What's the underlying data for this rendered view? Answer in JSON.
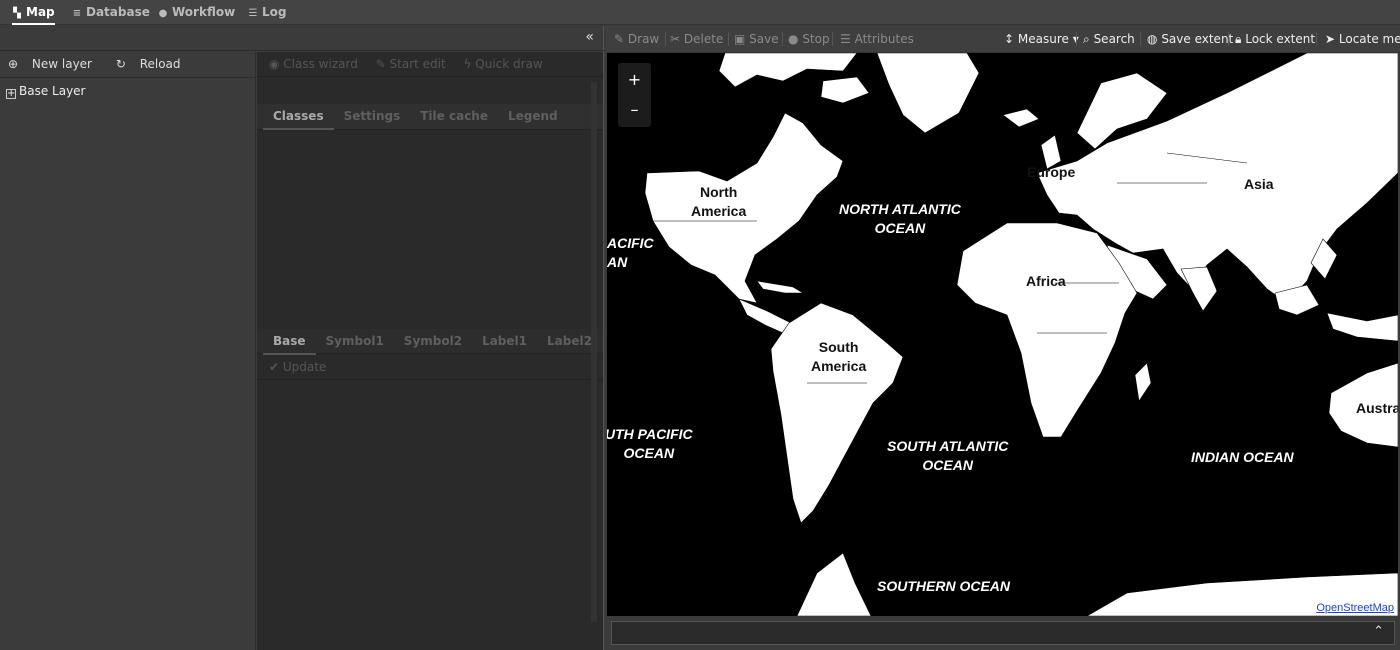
{
  "top_tabs": [
    {
      "label": "Map",
      "icon": "map-icon"
    },
    {
      "label": "Database",
      "icon": "database-icon"
    },
    {
      "label": "Workflow",
      "icon": "users-icon"
    },
    {
      "label": "Log",
      "icon": "list-icon"
    }
  ],
  "left": {
    "collapse_icon": "«",
    "tree_toolbar": {
      "new_layer": "New layer",
      "reload": "Reload"
    },
    "tree_items": [
      {
        "label": "Base Layer",
        "expand": "+"
      }
    ],
    "props_toolbar": [
      "Class wizard",
      "Start edit",
      "Quick draw"
    ],
    "props_tabs": [
      "Classes",
      "Settings",
      "Tile cache",
      "Legend"
    ],
    "style_tabs": [
      "Base",
      "Symbol1",
      "Symbol2",
      "Label1",
      "Label2"
    ],
    "update_label": "Update"
  },
  "map_toolbar": {
    "draw": "Draw",
    "delete": "Delete",
    "save": "Save",
    "stop": "Stop",
    "attributes": "Attributes",
    "measure": "Measure",
    "search": "Search",
    "save_extent": "Save extent",
    "lock_extent": "Lock extent",
    "locate_me": "Locate me"
  },
  "map": {
    "zoom_in": "+",
    "zoom_out": "–",
    "labels": {
      "north_america_1": "North",
      "north_america_2": "America",
      "south_america_1": "South",
      "south_america_2": "America",
      "europe": "Europe",
      "asia": "Asia",
      "africa": "Africa",
      "australia": "Austra",
      "north_atlantic_1": "NORTH ATLANTIC",
      "north_atlantic_2": "OCEAN",
      "pacific_1": "ACIFIC",
      "pacific_2": "AN",
      "south_pacific_1": "UTH PACIFIC",
      "south_pacific_2": "OCEAN",
      "south_atlantic_1": "SOUTH ATLANTIC",
      "south_atlantic_2": "OCEAN",
      "indian": "INDIAN OCEAN",
      "southern": "SOUTHERN OCEAN"
    },
    "attribution": "OpenStreetMap"
  },
  "bottom": {
    "expand_icon": "»"
  }
}
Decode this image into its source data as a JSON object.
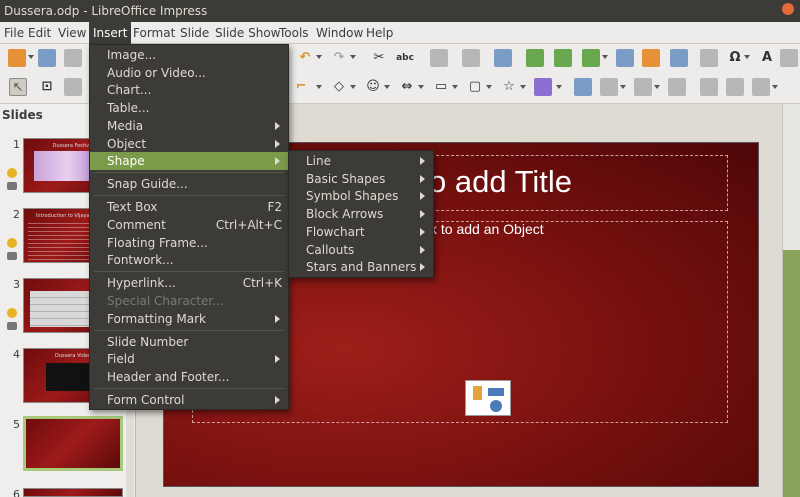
{
  "window": {
    "title": "Dussera.odp - LibreOffice Impress"
  },
  "menubar": {
    "items": [
      "File",
      "Edit",
      "View",
      "Insert",
      "Format",
      "Slide",
      "Slide Show",
      "Tools",
      "Window",
      "Help"
    ],
    "active": "Insert"
  },
  "slides_panel": {
    "title": "Slides",
    "slides": [
      {
        "number": "1",
        "caption": "Dussera Festival"
      },
      {
        "number": "2",
        "caption": "Introduction to Vijaya Dasami"
      },
      {
        "number": "3",
        "caption": ""
      },
      {
        "number": "4",
        "caption": "Dussera Video"
      },
      {
        "number": "5",
        "caption": ""
      },
      {
        "number": "6",
        "caption": ""
      }
    ],
    "selected": "5"
  },
  "slide": {
    "title_placeholder": "Click to add Title",
    "title_visible": "o add Title",
    "object_placeholder_visible": "ck to add an Object"
  },
  "insert_menu": {
    "items": [
      {
        "label": "Image...",
        "shortcut": "",
        "submenu": false,
        "disabled": false
      },
      {
        "label": "Audio or Video...",
        "shortcut": "",
        "submenu": false,
        "disabled": false
      },
      {
        "label": "Chart...",
        "shortcut": "",
        "submenu": false,
        "disabled": false
      },
      {
        "label": "Table...",
        "shortcut": "",
        "submenu": false,
        "disabled": false
      },
      {
        "label": "Media",
        "shortcut": "",
        "submenu": true,
        "disabled": false
      },
      {
        "label": "Object",
        "shortcut": "",
        "submenu": true,
        "disabled": false
      },
      {
        "label": "Shape",
        "shortcut": "",
        "submenu": true,
        "disabled": false,
        "highlighted": true
      },
      {
        "label": "Snap Guide...",
        "shortcut": "",
        "submenu": false,
        "disabled": false
      },
      {
        "label": "Text Box",
        "shortcut": "F2",
        "submenu": false,
        "disabled": false
      },
      {
        "label": "Comment",
        "shortcut": "Ctrl+Alt+C",
        "submenu": false,
        "disabled": false
      },
      {
        "label": "Floating Frame...",
        "shortcut": "",
        "submenu": false,
        "disabled": false
      },
      {
        "label": "Fontwork...",
        "shortcut": "",
        "submenu": false,
        "disabled": false
      },
      {
        "label": "Hyperlink...",
        "shortcut": "Ctrl+K",
        "submenu": false,
        "disabled": false
      },
      {
        "label": "Special Character...",
        "shortcut": "",
        "submenu": false,
        "disabled": true
      },
      {
        "label": "Formatting Mark",
        "shortcut": "",
        "submenu": true,
        "disabled": false
      },
      {
        "label": "Slide Number",
        "shortcut": "",
        "submenu": false,
        "disabled": false
      },
      {
        "label": "Field",
        "shortcut": "",
        "submenu": true,
        "disabled": false
      },
      {
        "label": "Header and Footer...",
        "shortcut": "",
        "submenu": false,
        "disabled": false
      },
      {
        "label": "Form Control",
        "shortcut": "",
        "submenu": true,
        "disabled": false
      }
    ]
  },
  "shape_submenu": {
    "items": [
      "Line",
      "Basic Shapes",
      "Symbol Shapes",
      "Block Arrows",
      "Flowchart",
      "Callouts",
      "Stars and Banners"
    ]
  },
  "colors": {
    "menu_bg": "#3c3b37",
    "menu_highlight": "#7b9a4a",
    "slide_red": "#7c1210"
  },
  "icons": [
    "new-icon",
    "open-icon",
    "save-icon",
    "undo-icon",
    "redo-icon",
    "spellcheck-icon",
    "grid-icon",
    "table-icon",
    "image-icon",
    "media-icon",
    "chart-icon",
    "textbox-icon",
    "special-char-icon",
    "fontwork-icon",
    "select-icon",
    "line-icon",
    "shape-icon",
    "smiley-icon",
    "arrow-icon",
    "3d-icon"
  ]
}
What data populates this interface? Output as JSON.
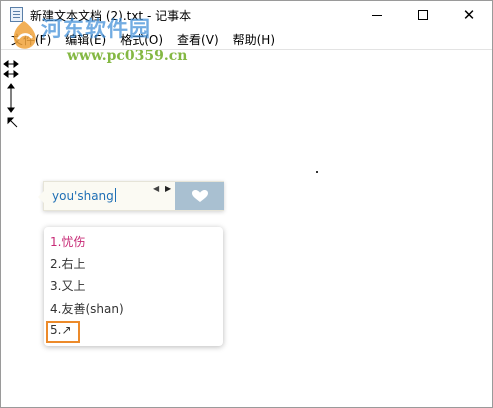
{
  "window": {
    "title": "新建文本文档 (2).txt - 记事本",
    "controls": {
      "minimize_glyph": "—",
      "maximize_glyph": "☐",
      "close_glyph": "✕"
    }
  },
  "menu": {
    "items": [
      "文件(F)",
      "编辑(E)",
      "格式(O)",
      "查看(V)",
      "帮助(H)"
    ]
  },
  "watermark": {
    "name": "河东软件园",
    "url": "www.pc0359.cn",
    "title_color": "#3c8cd7",
    "url_color": "#7ab233"
  },
  "ime": {
    "input": "you'shang",
    "prev_glyph": "◀",
    "next_glyph": "▶",
    "skin_icon": "heart-icon",
    "bar_bg": "#fbfaf3",
    "skin_bg": "#a9c0d1"
  },
  "candidates": {
    "items": [
      "1.忧伤",
      "2.右上",
      "3.又上",
      "4.友善(shan)",
      "5.↗"
    ],
    "active_index": 0,
    "highlight_index": 4,
    "active_color": "#c72a76",
    "highlight_color": "#ec8a2a"
  }
}
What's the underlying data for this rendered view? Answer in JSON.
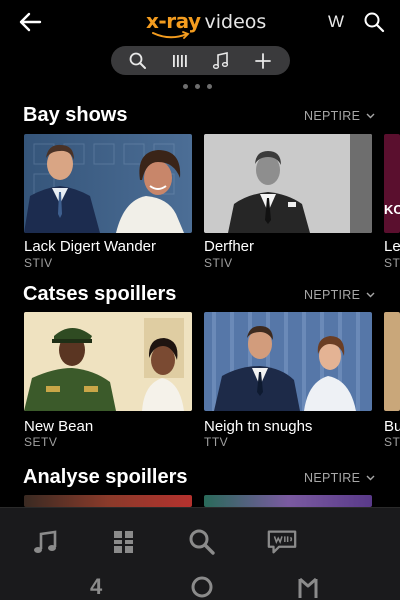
{
  "header": {
    "logo_primary": "x-ray",
    "logo_secondary": "videos",
    "w_label": "W"
  },
  "toolbar": {
    "items": [
      "search-icon",
      "bars-icon",
      "music-icon",
      "plus-icon"
    ]
  },
  "sections": [
    {
      "title": "Bay shows",
      "more_label": "NEPTIRE",
      "cards": [
        {
          "title": "Lack Digert Wander",
          "subtitle": "STIV"
        },
        {
          "title": "Derfher",
          "subtitle": "STIV"
        },
        {
          "title": "Le",
          "subtitle": "ST"
        }
      ]
    },
    {
      "title": "Catses spoillers",
      "more_label": "NEPTIRE",
      "cards": [
        {
          "title": "New Bean",
          "subtitle": "SETV"
        },
        {
          "title": "Neigh tn snughs",
          "subtitle": "TTV"
        },
        {
          "title": "Bu",
          "subtitle": "ST"
        }
      ]
    },
    {
      "title": "Analyse spoillers",
      "more_label": "NEPTIRE"
    }
  ],
  "card_overlay_text": "KC",
  "bottom_nav": {
    "items": [
      "music-note-icon",
      "grid-icon",
      "search-icon",
      "chat-icon"
    ],
    "number_label": "4",
    "accent": "#f39c1f"
  }
}
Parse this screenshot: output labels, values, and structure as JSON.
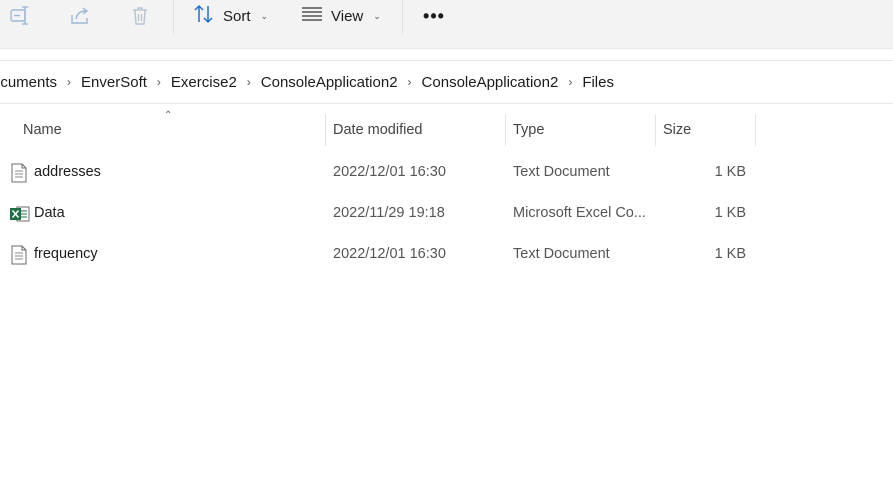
{
  "toolbar": {
    "sort_label": "Sort",
    "view_label": "View",
    "more_label": "•••"
  },
  "breadcrumb": [
    "ocuments",
    "EnverSoft",
    "Exercise2",
    "ConsoleApplication2",
    "ConsoleApplication2",
    "Files"
  ],
  "columns": {
    "name": "Name",
    "date": "Date modified",
    "type": "Type",
    "size": "Size"
  },
  "files": [
    {
      "name": "addresses",
      "date": "2022/12/01 16:30",
      "type": "Text Document",
      "size": "1 KB",
      "icon": "text-document-icon"
    },
    {
      "name": "Data",
      "date": "2022/11/29 19:18",
      "type": "Microsoft Excel Co...",
      "size": "1 KB",
      "icon": "excel-icon"
    },
    {
      "name": "frequency",
      "date": "2022/12/01 16:30",
      "type": "Text Document",
      "size": "1 KB",
      "icon": "text-document-icon"
    }
  ],
  "colors": {
    "toolbar_bg": "#f3f3f3",
    "accent": "#1e6fd0",
    "excel_green": "#1d7044"
  }
}
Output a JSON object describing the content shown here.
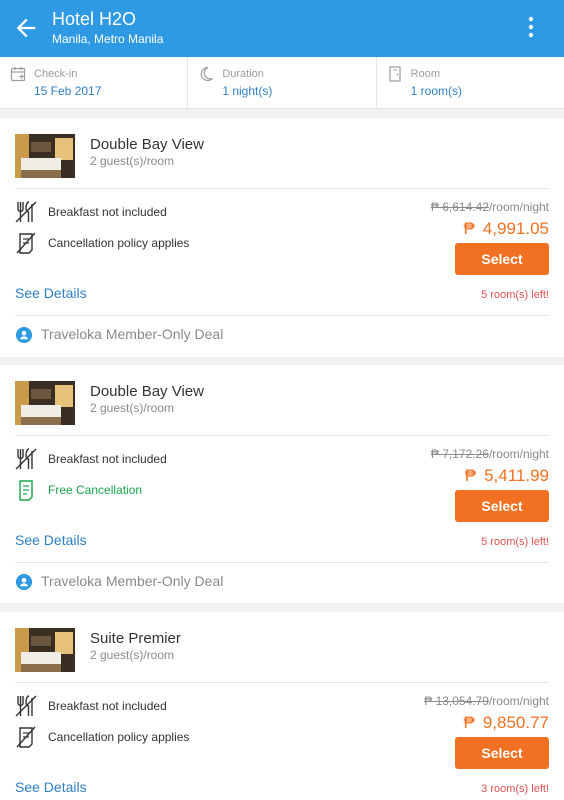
{
  "header": {
    "title": "Hotel H2O",
    "subtitle": "Manila, Metro Manila",
    "back_icon": "arrow-left-icon",
    "menu_icon": "more-vertical-icon",
    "color": "#2f9ae4"
  },
  "summary": {
    "checkin": {
      "label": "Check-in",
      "value": "15 Feb 2017",
      "icon": "calendar-icon"
    },
    "duration": {
      "label": "Duration",
      "value": "1 night(s)",
      "icon": "moon-icon"
    },
    "room": {
      "label": "Room",
      "value": "1 room(s)",
      "icon": "door-icon"
    }
  },
  "rooms": [
    {
      "name": "Double Bay View",
      "guests": "2 guest(s)/room",
      "features": [
        {
          "text": "Breakfast not included",
          "icon": "no-breakfast-icon"
        },
        {
          "text": "Cancellation policy applies",
          "icon": "cancellation-policy-icon"
        }
      ],
      "old_price": "₱ 6,614.42",
      "price_unit": "/room/night",
      "currency": "₱",
      "new_price": "4,991.05",
      "select_label": "Select",
      "see_details": "See Details",
      "rooms_left": "5 room(s) left!",
      "deal": "Traveloka Member-Only Deal"
    },
    {
      "name": "Double Bay View",
      "guests": "2 guest(s)/room",
      "features": [
        {
          "text": "Breakfast not included",
          "icon": "no-breakfast-icon"
        },
        {
          "text": "Free Cancellation",
          "icon": "free-cancellation-icon"
        }
      ],
      "old_price": "₱ 7,172.26",
      "price_unit": "/room/night",
      "currency": "₱",
      "new_price": "5,411.99",
      "select_label": "Select",
      "see_details": "See Details",
      "rooms_left": "5 room(s) left!",
      "deal": "Traveloka Member-Only Deal"
    },
    {
      "name": "Suite Premier",
      "guests": "2 guest(s)/room",
      "features": [
        {
          "text": "Breakfast not included",
          "icon": "no-breakfast-icon"
        },
        {
          "text": "Cancellation policy applies",
          "icon": "cancellation-policy-icon"
        }
      ],
      "old_price": "₱ 13,054.79",
      "price_unit": "/room/night",
      "currency": "₱",
      "new_price": "9,850.77",
      "select_label": "Select",
      "see_details": "See Details",
      "rooms_left": "3 room(s) left!"
    }
  ],
  "colors": {
    "primary": "#2f9ae4",
    "accent": "#f27022",
    "link": "#2f7fc4",
    "warning": "#e05252",
    "success": "#1aa34a"
  }
}
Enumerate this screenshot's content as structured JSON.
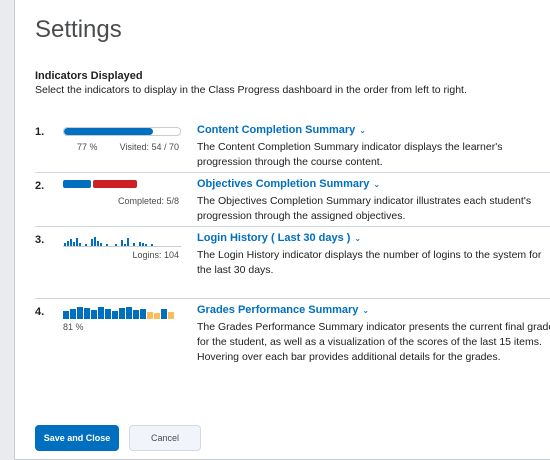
{
  "dialog": {
    "title": "Settings",
    "section_heading": "Indicators Displayed",
    "section_desc": "Select the indicators to display in the Class Progress dashboard in the order from left to right."
  },
  "indicators": [
    {
      "number": "1.",
      "title": "Content Completion Summary",
      "description": "The Content Completion Summary indicator displays the learner's progression through the course content.",
      "percent_label": "77 %",
      "visited_label": "Visited: 54 / 70",
      "progress": 0.77
    },
    {
      "number": "2.",
      "title": "Objectives Completion Summary",
      "description": "The Objectives Completion Summary indicator illustrates each student's progression through the assigned objectives.",
      "completed_label": "Completed: 5/8"
    },
    {
      "number": "3.",
      "title": "Login History ( Last 30 days )",
      "description": "The Login History indicator displays the number of logins to the system for the last 30 days.",
      "logins_label": "Logins: 104"
    },
    {
      "number": "4.",
      "title": "Grades Performance Summary",
      "description": "The Grades Performance Summary indicator presents the current final grade for the student, as well as a visualization of the scores of the last 15 items. Hovering over each bar provides additional details for the grades.",
      "grade_label": "81 %"
    }
  ],
  "buttons": {
    "save": "Save and Close",
    "cancel": "Cancel"
  },
  "colors": {
    "accent": "#006fbf",
    "objective_red": "#cd2026",
    "grade_yellow": "#ffba59"
  }
}
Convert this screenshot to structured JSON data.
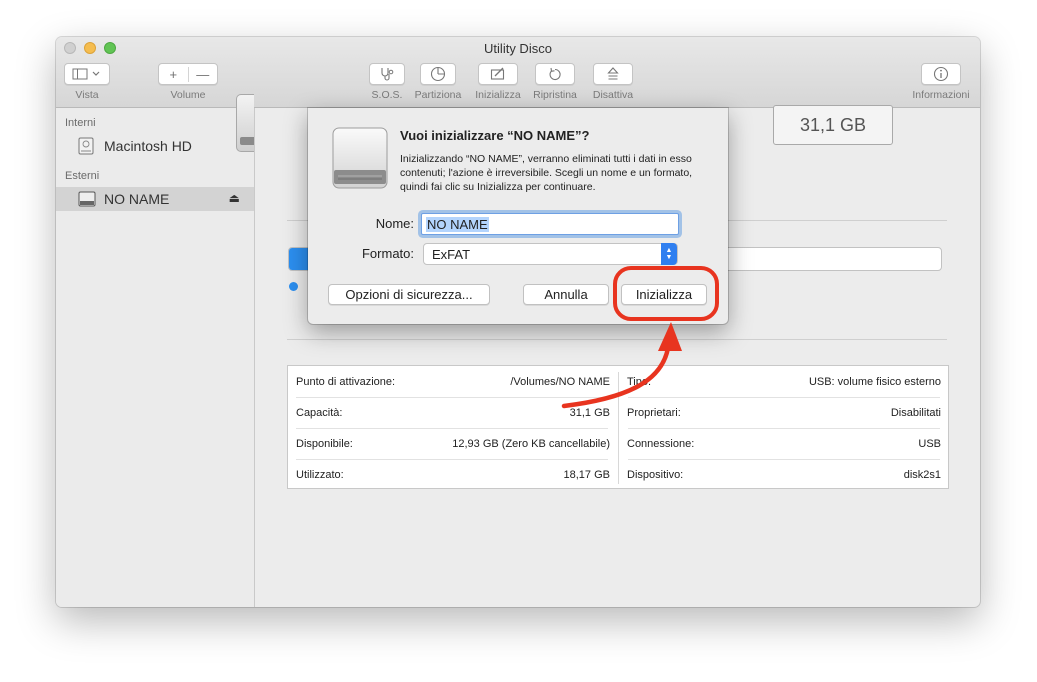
{
  "window": {
    "title": "Utility Disco"
  },
  "toolbar": {
    "view_label": "Vista",
    "volume_label": "Volume",
    "volume_add": "+",
    "volume_remove": "—",
    "sos_label": "S.O.S.",
    "partition_label": "Partiziona",
    "erase_label": "Inizializza",
    "restore_label": "Ripristina",
    "unmount_label": "Disattiva",
    "info_label": "Informazioni"
  },
  "sidebar": {
    "internal_header": "Interni",
    "external_header": "Esterni",
    "internal_items": [
      {
        "label": "Macintosh HD"
      }
    ],
    "external_items": [
      {
        "label": "NO NAME",
        "selected": true
      }
    ]
  },
  "main": {
    "capacity_display": "31,1 GB",
    "usage_fraction": 0.58,
    "info": [
      {
        "left_label": "Punto di attivazione:",
        "left_value": "/Volumes/NO NAME",
        "right_label": "Tipo:",
        "right_value": "USB: volume fisico esterno"
      },
      {
        "left_label": "Capacità:",
        "left_value": "31,1 GB",
        "right_label": "Proprietari:",
        "right_value": "Disabilitati"
      },
      {
        "left_label": "Disponibile:",
        "left_value": "12,93 GB (Zero KB cancellabile)",
        "right_label": "Connessione:",
        "right_value": "USB"
      },
      {
        "left_label": "Utilizzato:",
        "left_value": "18,17 GB",
        "right_label": "Dispositivo:",
        "right_value": "disk2s1"
      }
    ]
  },
  "dialog": {
    "title": "Vuoi inizializzare “NO NAME”?",
    "message": "Inizializzando “NO NAME”, verranno eliminati tutti i dati in esso contenuti; l'azione è irreversibile. Scegli un nome e un formato, quindi fai clic su Inizializza per continuare.",
    "name_label": "Nome:",
    "name_value": "NO NAME",
    "format_label": "Formato:",
    "format_value": "ExFAT",
    "security_button": "Opzioni di sicurezza...",
    "cancel_button": "Annulla",
    "erase_button": "Inizializza"
  },
  "colors": {
    "accent": "#2c8ff0",
    "annotation": "#e8341f"
  }
}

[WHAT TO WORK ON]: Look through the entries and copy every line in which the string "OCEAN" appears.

[RESPONSE TO THIS EXERCISE]:
      "north_atlantic_2": "OCEAN",
      "south_pacific_2": "OCEAN",
      "south_atlantic_2": "OCEAN",
      "indian": "INDIAN OCEAN",
      "southern": "SOUTHERN OCEAN"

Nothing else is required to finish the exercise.